- **Instructions for the task**
Look through the listing below, find every line with the string "this", and copy it.

- **Data supplied**
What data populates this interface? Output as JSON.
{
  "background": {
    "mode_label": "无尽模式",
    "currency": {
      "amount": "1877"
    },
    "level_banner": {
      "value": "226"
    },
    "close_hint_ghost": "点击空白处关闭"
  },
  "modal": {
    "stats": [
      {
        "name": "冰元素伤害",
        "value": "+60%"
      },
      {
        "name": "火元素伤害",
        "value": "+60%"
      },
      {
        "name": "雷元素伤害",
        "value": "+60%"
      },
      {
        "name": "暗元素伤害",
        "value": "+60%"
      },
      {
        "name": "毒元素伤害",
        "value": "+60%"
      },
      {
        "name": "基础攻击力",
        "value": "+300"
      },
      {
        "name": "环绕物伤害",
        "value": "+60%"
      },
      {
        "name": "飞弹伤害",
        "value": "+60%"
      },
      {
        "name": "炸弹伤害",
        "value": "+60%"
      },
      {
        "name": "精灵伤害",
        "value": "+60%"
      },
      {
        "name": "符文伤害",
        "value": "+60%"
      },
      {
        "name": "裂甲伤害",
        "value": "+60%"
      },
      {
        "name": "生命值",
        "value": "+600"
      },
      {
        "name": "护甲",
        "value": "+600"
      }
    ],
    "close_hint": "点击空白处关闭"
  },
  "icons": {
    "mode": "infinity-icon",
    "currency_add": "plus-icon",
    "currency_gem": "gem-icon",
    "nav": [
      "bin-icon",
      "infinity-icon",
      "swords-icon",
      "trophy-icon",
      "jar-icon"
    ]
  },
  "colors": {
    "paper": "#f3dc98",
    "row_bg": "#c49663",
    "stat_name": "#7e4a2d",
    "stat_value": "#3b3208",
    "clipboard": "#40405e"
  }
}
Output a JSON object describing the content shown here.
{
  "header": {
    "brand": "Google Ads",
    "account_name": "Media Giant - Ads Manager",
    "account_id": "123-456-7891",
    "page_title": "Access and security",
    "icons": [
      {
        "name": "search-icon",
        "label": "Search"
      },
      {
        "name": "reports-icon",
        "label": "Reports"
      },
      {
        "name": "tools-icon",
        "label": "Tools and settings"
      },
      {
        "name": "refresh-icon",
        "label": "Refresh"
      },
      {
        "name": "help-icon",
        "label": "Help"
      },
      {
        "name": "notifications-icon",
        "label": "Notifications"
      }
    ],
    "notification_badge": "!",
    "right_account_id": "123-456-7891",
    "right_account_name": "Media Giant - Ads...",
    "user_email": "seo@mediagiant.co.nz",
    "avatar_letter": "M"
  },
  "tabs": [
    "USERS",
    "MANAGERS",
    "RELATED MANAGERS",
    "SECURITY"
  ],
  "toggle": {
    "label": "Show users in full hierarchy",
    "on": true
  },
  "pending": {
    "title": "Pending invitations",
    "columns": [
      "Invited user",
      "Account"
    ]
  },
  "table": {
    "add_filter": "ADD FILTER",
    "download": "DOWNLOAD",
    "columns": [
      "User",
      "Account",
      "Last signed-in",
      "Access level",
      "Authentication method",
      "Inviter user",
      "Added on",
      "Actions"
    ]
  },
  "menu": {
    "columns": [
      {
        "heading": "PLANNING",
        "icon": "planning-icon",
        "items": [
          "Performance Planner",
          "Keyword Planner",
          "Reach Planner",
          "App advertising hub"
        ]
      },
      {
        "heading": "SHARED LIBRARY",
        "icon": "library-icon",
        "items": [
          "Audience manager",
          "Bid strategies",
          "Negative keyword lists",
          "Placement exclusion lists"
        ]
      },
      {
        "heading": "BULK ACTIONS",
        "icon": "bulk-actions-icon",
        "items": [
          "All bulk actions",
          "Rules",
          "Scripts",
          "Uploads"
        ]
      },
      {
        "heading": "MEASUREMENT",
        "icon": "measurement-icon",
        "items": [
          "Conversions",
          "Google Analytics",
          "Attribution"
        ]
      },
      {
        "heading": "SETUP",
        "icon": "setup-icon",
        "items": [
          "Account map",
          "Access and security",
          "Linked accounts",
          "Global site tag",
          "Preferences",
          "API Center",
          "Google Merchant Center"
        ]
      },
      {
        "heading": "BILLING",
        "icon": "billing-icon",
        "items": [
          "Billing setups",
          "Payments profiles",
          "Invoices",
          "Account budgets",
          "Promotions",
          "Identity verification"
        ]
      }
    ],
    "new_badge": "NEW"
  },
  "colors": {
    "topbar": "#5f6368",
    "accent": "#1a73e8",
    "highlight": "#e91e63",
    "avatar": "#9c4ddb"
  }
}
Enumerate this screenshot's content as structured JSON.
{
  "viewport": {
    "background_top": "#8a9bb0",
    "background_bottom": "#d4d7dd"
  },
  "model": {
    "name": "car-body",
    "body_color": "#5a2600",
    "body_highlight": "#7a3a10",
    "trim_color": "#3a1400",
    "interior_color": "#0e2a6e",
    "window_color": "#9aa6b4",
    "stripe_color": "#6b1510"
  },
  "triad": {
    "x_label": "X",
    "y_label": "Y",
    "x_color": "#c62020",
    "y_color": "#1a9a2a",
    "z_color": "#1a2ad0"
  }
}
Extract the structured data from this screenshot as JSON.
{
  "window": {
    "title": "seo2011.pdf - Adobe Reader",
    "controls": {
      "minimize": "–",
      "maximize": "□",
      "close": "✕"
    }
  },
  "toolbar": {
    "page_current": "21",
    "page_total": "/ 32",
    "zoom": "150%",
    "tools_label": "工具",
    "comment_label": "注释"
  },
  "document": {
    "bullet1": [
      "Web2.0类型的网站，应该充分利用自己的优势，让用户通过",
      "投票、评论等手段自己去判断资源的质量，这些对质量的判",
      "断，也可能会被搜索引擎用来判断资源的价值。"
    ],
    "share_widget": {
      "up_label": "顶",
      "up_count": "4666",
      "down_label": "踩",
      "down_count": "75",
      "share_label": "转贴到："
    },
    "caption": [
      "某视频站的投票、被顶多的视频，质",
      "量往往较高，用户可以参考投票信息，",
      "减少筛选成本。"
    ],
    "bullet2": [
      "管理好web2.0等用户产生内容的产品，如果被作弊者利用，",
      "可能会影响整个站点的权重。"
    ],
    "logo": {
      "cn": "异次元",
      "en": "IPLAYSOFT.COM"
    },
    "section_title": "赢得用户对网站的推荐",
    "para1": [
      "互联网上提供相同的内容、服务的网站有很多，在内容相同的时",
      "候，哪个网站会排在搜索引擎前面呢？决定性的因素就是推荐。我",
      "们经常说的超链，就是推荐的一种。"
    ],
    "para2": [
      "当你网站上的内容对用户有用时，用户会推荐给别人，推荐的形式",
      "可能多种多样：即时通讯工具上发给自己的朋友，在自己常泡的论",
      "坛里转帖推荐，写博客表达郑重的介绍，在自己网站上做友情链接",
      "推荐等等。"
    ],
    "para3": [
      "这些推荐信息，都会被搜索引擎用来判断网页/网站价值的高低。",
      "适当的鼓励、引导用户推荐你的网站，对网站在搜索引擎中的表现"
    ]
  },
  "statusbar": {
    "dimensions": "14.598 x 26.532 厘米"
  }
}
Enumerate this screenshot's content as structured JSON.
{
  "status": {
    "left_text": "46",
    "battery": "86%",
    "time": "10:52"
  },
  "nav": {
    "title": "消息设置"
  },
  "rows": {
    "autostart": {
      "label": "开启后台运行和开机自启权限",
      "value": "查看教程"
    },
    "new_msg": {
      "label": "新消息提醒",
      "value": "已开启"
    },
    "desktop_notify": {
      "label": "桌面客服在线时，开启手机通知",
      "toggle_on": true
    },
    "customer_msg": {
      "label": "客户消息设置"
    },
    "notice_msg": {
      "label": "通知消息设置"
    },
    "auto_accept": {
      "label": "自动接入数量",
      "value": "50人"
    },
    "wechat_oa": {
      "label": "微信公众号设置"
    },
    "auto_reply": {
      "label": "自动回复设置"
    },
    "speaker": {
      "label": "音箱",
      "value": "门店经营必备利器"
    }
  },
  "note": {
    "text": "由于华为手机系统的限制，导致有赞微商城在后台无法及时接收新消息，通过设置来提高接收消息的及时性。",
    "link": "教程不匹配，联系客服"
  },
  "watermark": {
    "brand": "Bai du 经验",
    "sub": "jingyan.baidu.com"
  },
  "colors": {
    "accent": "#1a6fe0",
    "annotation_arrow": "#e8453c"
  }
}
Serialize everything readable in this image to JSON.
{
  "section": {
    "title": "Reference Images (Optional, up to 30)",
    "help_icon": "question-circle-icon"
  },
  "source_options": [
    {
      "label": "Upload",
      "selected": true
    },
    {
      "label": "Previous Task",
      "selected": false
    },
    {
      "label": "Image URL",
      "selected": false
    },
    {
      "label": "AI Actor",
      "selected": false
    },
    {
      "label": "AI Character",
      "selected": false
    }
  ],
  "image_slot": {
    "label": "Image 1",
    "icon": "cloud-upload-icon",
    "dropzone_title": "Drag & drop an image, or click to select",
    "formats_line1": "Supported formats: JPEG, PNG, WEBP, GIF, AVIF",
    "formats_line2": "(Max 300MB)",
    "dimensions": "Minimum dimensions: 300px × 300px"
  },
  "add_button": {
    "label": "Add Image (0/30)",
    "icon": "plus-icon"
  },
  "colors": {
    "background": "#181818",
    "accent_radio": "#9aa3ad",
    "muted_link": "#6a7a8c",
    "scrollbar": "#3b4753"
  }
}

- **Exercise answer**
What data populates this interface? Output as JSON.
Enumerate this screenshot's content as structured JSON.
Extract the structured data from this screenshot as JSON.
Enumerate this screenshot's content as structured JSON.
Serialize everything readable in this image to JSON.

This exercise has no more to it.